However, in spite of the civil rights granted to gay men and lesbians, the issue of social acceptance of same-sex couples and their children still remains, and Belgium continues to record increasing levels of violence against homosexual people. Therefore, the main objective of the present thesis was to explore Belgian heterosexuals’ attitudes towards same-sex marriage and same-sex parenting. The first goal was to investigate the social and personal factors that may be associated with positive and negative attitudes towards same-sex marriage and those towards same-sex parenting (Study 1). The results of self-report questionnaires (N = 1168) revealed that the general attitude towards gay men and lesbians, gender-role traditionalism, beliefs in the origin of homosexuality, representations about child well-being and contact are major predictors of attitudes towards gay and lesbian civil rights. Moreover, results revealed that attitudes differed according to participant’s gender (heterosexual men are less supportive of both same-sex marriage and same-sex parenting than heterosexual women). The respective role of several variables was also discussed (gender-role traditionalism, beliefs in the origin of homosexuality, general attitudes towards gay men and lesbians, representations of child well-being and contact). We demonstrated that increasing intergroup contact can help diminish the impact of some personal beliefs on attitudes towards same-sex parenting. Moreover, results revealed that the degree of support differed in regard to the different types of parenthood.

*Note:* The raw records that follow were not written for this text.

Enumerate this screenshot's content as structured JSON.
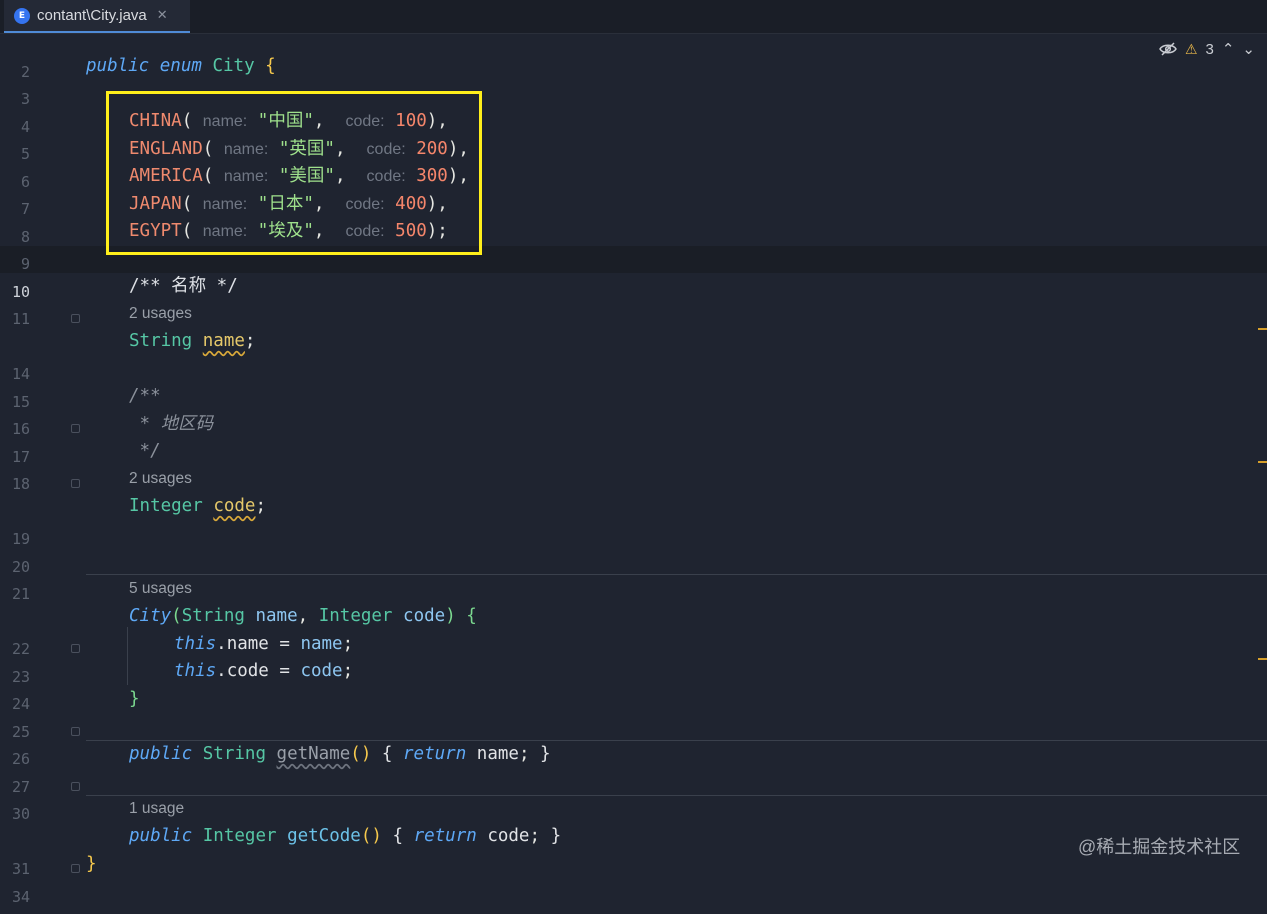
{
  "tab": {
    "icon_letter": "E",
    "label": "contant\\City.java",
    "close_glyph": "✕"
  },
  "inspections": {
    "eye_icon": "eye-off-icon",
    "warning_count": "3",
    "warning_glyph": "⚠",
    "up": "⌃",
    "down": "⌄"
  },
  "gutter": [
    "2",
    "3",
    "4",
    "5",
    "6",
    "7",
    "8",
    "9",
    "10",
    "11",
    "14",
    "15",
    "16",
    "17",
    "18",
    "19",
    "20",
    "21",
    "22",
    "23",
    "24",
    "25",
    "26",
    "27",
    "30",
    "31",
    "34"
  ],
  "code": {
    "l3": {
      "kw1": "public",
      "kw2": "enum",
      "type": "City",
      "brace": "{"
    },
    "enums": [
      {
        "name": "CHINA",
        "hint1": "name:",
        "str": "\"中国\"",
        "hint2": "code:",
        "num": "100",
        "end": "),"
      },
      {
        "name": "ENGLAND",
        "hint1": "name:",
        "str": "\"英国\"",
        "hint2": "code:",
        "num": "200",
        "end": "),"
      },
      {
        "name": "AMERICA",
        "hint1": "name:",
        "str": "\"美国\"",
        "hint2": "code:",
        "num": "300",
        "end": "),"
      },
      {
        "name": "JAPAN",
        "hint1": "name:",
        "str": "\"日本\"",
        "hint2": "code:",
        "num": "400",
        "end": "),"
      },
      {
        "name": "EGYPT",
        "hint1": "name:",
        "str": "\"埃及\"",
        "hint2": "code:",
        "num": "500",
        "end": ");"
      }
    ],
    "l11": "/** 名称 */",
    "usage_name": "2 usages",
    "l14": {
      "type": "String",
      "field": "name",
      "semi": ";"
    },
    "l16": "/**",
    "l17": " * 地区码",
    "l18": " */",
    "usage_code": "2 usages",
    "l19": {
      "type": "Integer",
      "field": "code",
      "semi": ";"
    },
    "usage_ctor": "5 usages",
    "l22": {
      "ctor": "City",
      "p_open": "(",
      "t1": "String",
      "a1": "name",
      "comma": ",",
      "t2": "Integer",
      "a2": "code",
      "p_close": ")",
      "brace": "{"
    },
    "l23": {
      "kw": "this",
      "rest": ".name = ",
      "ref": "name",
      "semi": ";"
    },
    "l24": {
      "kw": "this",
      "rest": ".code = ",
      "ref": "code",
      "semi": ";"
    },
    "l25": "}",
    "l27": {
      "kw": "public",
      "type": "String",
      "method": "getName",
      "parens": "()",
      "open": "{",
      "ret": "return",
      "ref": "name",
      "semi": ";",
      "close": "}"
    },
    "usage_getcode": "1 usage",
    "l31": {
      "kw": "public",
      "type": "Integer",
      "method": "getCode",
      "parens": "()",
      "open": "{",
      "ret": "return",
      "ref": "code",
      "semi": ";",
      "close": "}"
    },
    "l34": "}"
  },
  "watermark": "@稀土掘金技术社区",
  "colors": {
    "background": "#1f2430",
    "highlight_box": "#ffef1b",
    "tab_accent": "#4f8bd6"
  }
}
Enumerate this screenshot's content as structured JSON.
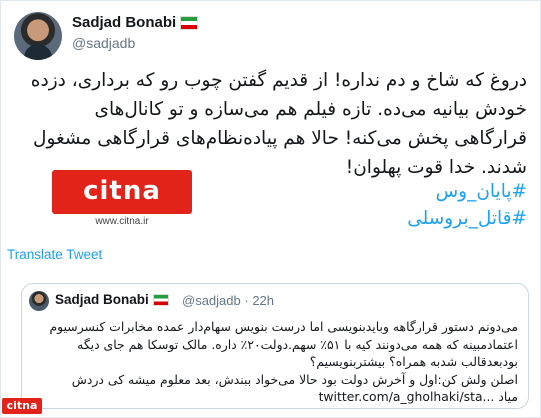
{
  "tweet": {
    "author_name": "Sadjad Bonabi",
    "author_handle": "@sadjadb",
    "text": "دروغ که شاخ و دم نداره! از قدیم گفتن چوب رو که برداری، دزده خودش بیانیه می‌ده. تازه فیلم هم می‌سازه و تو کانال‌های قرارگاهی پخش می‌کنه! حالا هم پیاده‌نظام‌های قرارگاهی مشغول شدند. خدا قوت پهلوان!",
    "hashtags": [
      "#پایان_وس",
      "#قاتل_بروسلی"
    ],
    "translate_label": "Translate Tweet"
  },
  "quoted_tweet": {
    "author_name": "Sadjad Bonabi",
    "author_handle": "@sadjadb",
    "time": "22h",
    "lines": [
      "می‌دونم دستور قرارگاهه وبایدبنویسی اما درست بنویس سهام‌دار عمده مخابرات کنسرسیوم",
      "اعتمادمبینه که همه می‌دونند کیه با ۵۱٪ سهم.دولت۲۰٪ داره. مالک توسکا هم جای دیگه",
      "بودبعدقالب شدبه همراه؟ بیشتربنویسیم؟",
      "اصلن ولش کن:اول و آخرش دولت بود حالا می‌خواد ببندش، بعد معلوم میشه کی دردش"
    ],
    "last_line_link": "twitter.com/a_gholhaki/sta...",
    "last_line_text": "میاد"
  },
  "logo": {
    "brand": "citna",
    "url": "www.citna.ir"
  },
  "watermark": "citna",
  "colors": {
    "accent": "#1da1f2",
    "brand_red": "#e2231a",
    "muted": "#657786",
    "border": "#ccd6dd"
  },
  "icons": {
    "flag": "iran-flag-icon"
  }
}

Also, several authors in the field of social psychology highlighted the role of beliefs and social representations upon attitudes (Dardenne, 2006). Specifically, attitudes towards gay men and lesbians as parents seem to be somehow beliefs-based (Costa, 2013). Our next objectives were to explore the arguments in favour and against same-sex parenting, both in the general population through the comments posted on social networks (Study 2) and with health-care professionals working in family counselling centres (Study 3). Both studies highlighted positive and negative arguments, each linked to one of the following category: societal and legal context, religiosity, contact, representations of homosexuality, gender-role traditionalism, general attitudes towards gay men and lesbians and representations about child well-being. Moreover, a comparative analysis of the two samples allowed us to state that the arguments held by the social workers are quite similar to those held by the citizens in the general population. Thus, we concluded that health-care professionals’ attitudes are based on naïve knowledge rather than on scientific knowledge, and this lack of scientific knowledge on same-sex parenting has an impact not only on social workers’ attitudes but also on their interventions.

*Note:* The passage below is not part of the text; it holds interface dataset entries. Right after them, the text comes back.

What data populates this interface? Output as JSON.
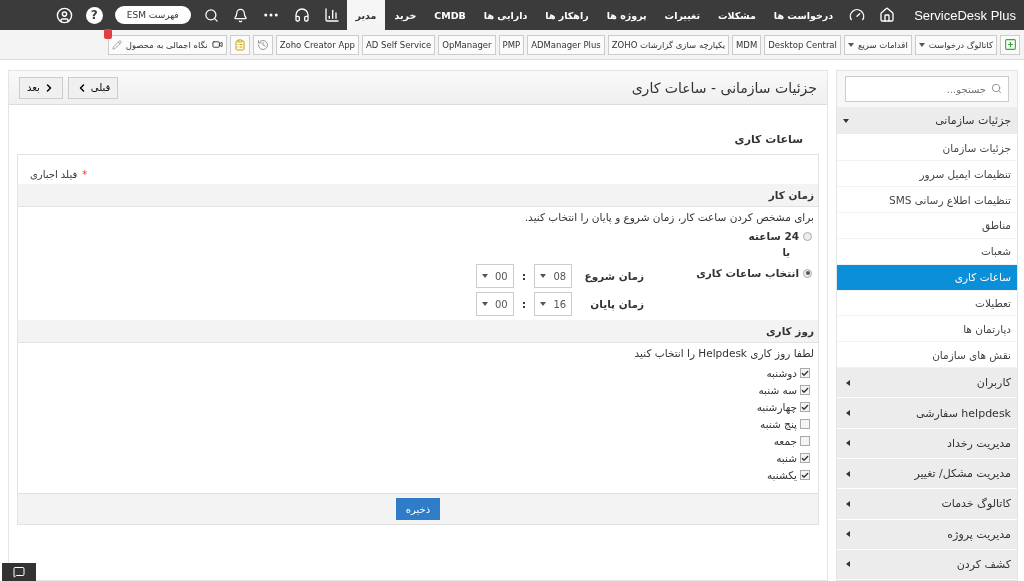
{
  "top_nav": {
    "logo": "ServiceDesk Plus",
    "items": [
      {
        "label": "درخواست ها",
        "selected": false
      },
      {
        "label": "مشکلات",
        "selected": false
      },
      {
        "label": "تغییرات",
        "selected": false
      },
      {
        "label": "پروژه ها",
        "selected": false
      },
      {
        "label": "راهکار ها",
        "selected": false
      },
      {
        "label": "دارایی ها",
        "selected": false
      },
      {
        "label": "CMDB",
        "selected": false
      },
      {
        "label": "خرید",
        "selected": false
      },
      {
        "label": "مدیر",
        "selected": true
      }
    ],
    "esm_button": "فهرست ESM",
    "help": "?"
  },
  "toolbar": {
    "dropdowns": [
      "کاتالوگ درخواست",
      "اقدامات سریع"
    ],
    "links": [
      "Desktop Central",
      "MDM",
      "یکپارچه سازی گزارشات ZOHO",
      "ADManager Plus",
      "PMP",
      "OpManager",
      "AD Self Service",
      "Zoho Creator App"
    ],
    "tour_button": "نگاه اجمالی به محصول"
  },
  "sidebar": {
    "search": {
      "placeholder": "جستجو..."
    },
    "groups": [
      {
        "label": "جزئیات سازمانی",
        "expanded": true,
        "children": [
          {
            "label": "جزئیات سازمان",
            "selected": false
          },
          {
            "label": "تنظیمات ایمیل سرور",
            "selected": false
          },
          {
            "label": "تنظیمات اطلاع رسانی SMS",
            "selected": false
          },
          {
            "label": "مناطق",
            "selected": false
          },
          {
            "label": "شعبات",
            "selected": false
          },
          {
            "label": "ساعات کاری",
            "selected": true
          },
          {
            "label": "تعطیلات",
            "selected": false
          },
          {
            "label": "دپارتمان ها",
            "selected": false
          },
          {
            "label": "نقش های سازمان",
            "selected": false
          }
        ]
      },
      {
        "label": "کاربران",
        "expanded": false
      },
      {
        "label": "helpdesk سفارشی",
        "expanded": false
      },
      {
        "label": "مدیریت رخداد",
        "expanded": false
      },
      {
        "label": "مدیریت مشکل/ تغییر",
        "expanded": false
      },
      {
        "label": "کاتالوگ خدمات",
        "expanded": false
      },
      {
        "label": "مدیریت پروژه",
        "expanded": false
      },
      {
        "label": "کشف کردن",
        "expanded": false
      }
    ]
  },
  "page": {
    "title": "جزئیات سازمانی - ساعات کاری",
    "buttons": [
      {
        "label": "قبلی",
        "kind": "prev"
      },
      {
        "label": "بعد",
        "kind": "next"
      }
    ],
    "section_title": "ساعات کاری",
    "required_marker": "*",
    "required_note": "فیلد اجباری",
    "work_time": {
      "heading": "زمان کار",
      "hint": "برای مشخص کردن ساعت کار، زمان شروع و پایان را انتخاب کنید.",
      "options": [
        {
          "label": "24 ساعته",
          "selected": false
        },
        {
          "label": "انتخاب ساعات کاری",
          "selected": true
        }
      ],
      "or": "یا",
      "times": [
        {
          "label": "زمان شروع",
          "hour": "08",
          "separator": ":",
          "minute": "00"
        },
        {
          "label": "زمان پایان",
          "hour": "16",
          "separator": ":",
          "minute": "00"
        }
      ]
    },
    "work_days": {
      "heading": "روز کاری",
      "hint": "لطفا روز کاری Helpdesk را انتخاب کنید",
      "days": [
        {
          "label": "دوشنبه",
          "checked": true
        },
        {
          "label": "سه شنبه",
          "checked": true
        },
        {
          "label": "چهارشنبه",
          "checked": true
        },
        {
          "label": "پنج شنبه",
          "checked": false
        },
        {
          "label": "جمعه",
          "checked": false
        },
        {
          "label": "شنبه",
          "checked": true
        },
        {
          "label": "یکشنبه",
          "checked": true
        }
      ]
    },
    "save_button": "ذخیره"
  }
}
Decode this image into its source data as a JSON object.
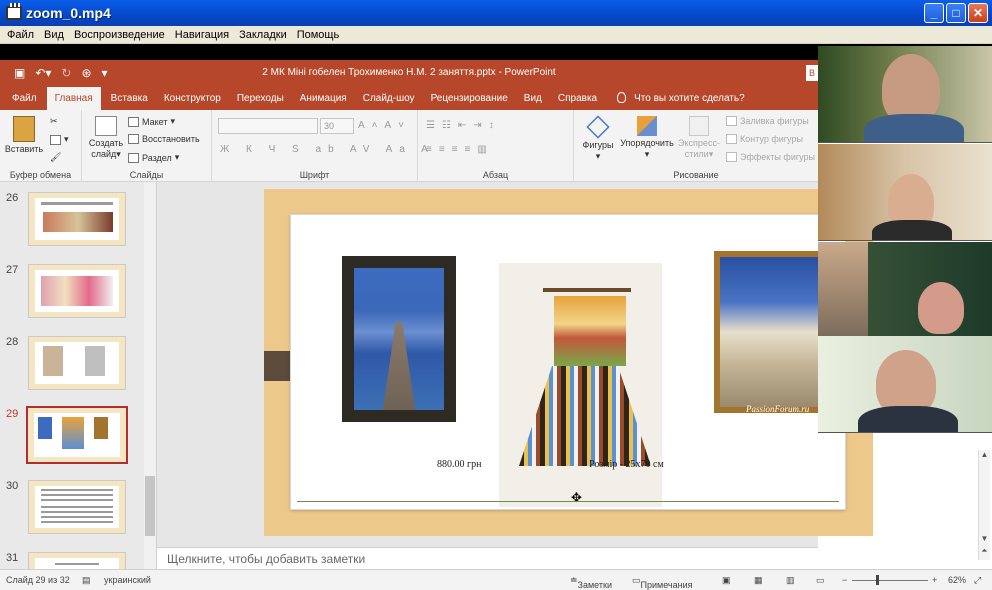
{
  "window": {
    "title": "zoom_0.mp4"
  },
  "menu": [
    "Файл",
    "Вид",
    "Воспроизведение",
    "Навигация",
    "Закладки",
    "Помощь"
  ],
  "powerpoint": {
    "doc_title": "2 МК Міні гобелен Трохименко Н.М. 2 заняття.pptx  -  PowerPoint",
    "tabs": [
      "Файл",
      "Главная",
      "Вставка",
      "Конструктор",
      "Переходы",
      "Анимация",
      "Слайд-шоу",
      "Рецензирование",
      "Вид",
      "Справка"
    ],
    "active_tab": "Главная",
    "tell_me": "Что вы хотите сделать?",
    "ribbon": {
      "clipboard": {
        "paste": "Вставить",
        "label": "Буфер обмена"
      },
      "slides": {
        "new_slide_line1": "Создать",
        "new_slide_line2": "слайд",
        "layout": "Макет",
        "reset": "Восстановить",
        "section": "Раздел",
        "label": "Слайды"
      },
      "font": {
        "size": "30",
        "label": "Шрифт",
        "glyphs": "Ж К Ч S ab AV Aa A"
      },
      "paragraph": {
        "label": "Абзац"
      },
      "drawing": {
        "shapes": "Фигуры",
        "arrange": "Упорядочить",
        "quick_styles_line1": "Экспресс-",
        "quick_styles_line2": "стили",
        "fill": "Заливка фигуры",
        "outline": "Контур фигуры",
        "effects": "Эффекты фигуры",
        "label": "Рисование"
      }
    },
    "thumbnails": [
      {
        "num": "26"
      },
      {
        "num": "27"
      },
      {
        "num": "28"
      },
      {
        "num": "29",
        "selected": true
      },
      {
        "num": "30"
      },
      {
        "num": "31"
      }
    ],
    "slide": {
      "watermark": "PassionForum.ru",
      "price": "880.00 грн",
      "size": "Розмір - 25х70 см"
    },
    "notes_placeholder": "Щелкните, чтобы добавить заметки",
    "status": {
      "slide_counter": "Слайд 29 из 32",
      "language": "украинский",
      "notes_btn": "Заметки",
      "comments_btn": "Примечания",
      "zoom": "62%"
    }
  }
}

To conclude, our work demonstrated that, in Belgium, the barriers to accepting rainbow couples and families are no longer legal, but social. Nearly ten years after the law on adoption for same-sex couples, the country remains relatively conservative and traditional in some regards. Finally, we recommend that future research focuses upon same-sex parent families, in order to enrich the scientific data available on these families and their experiences.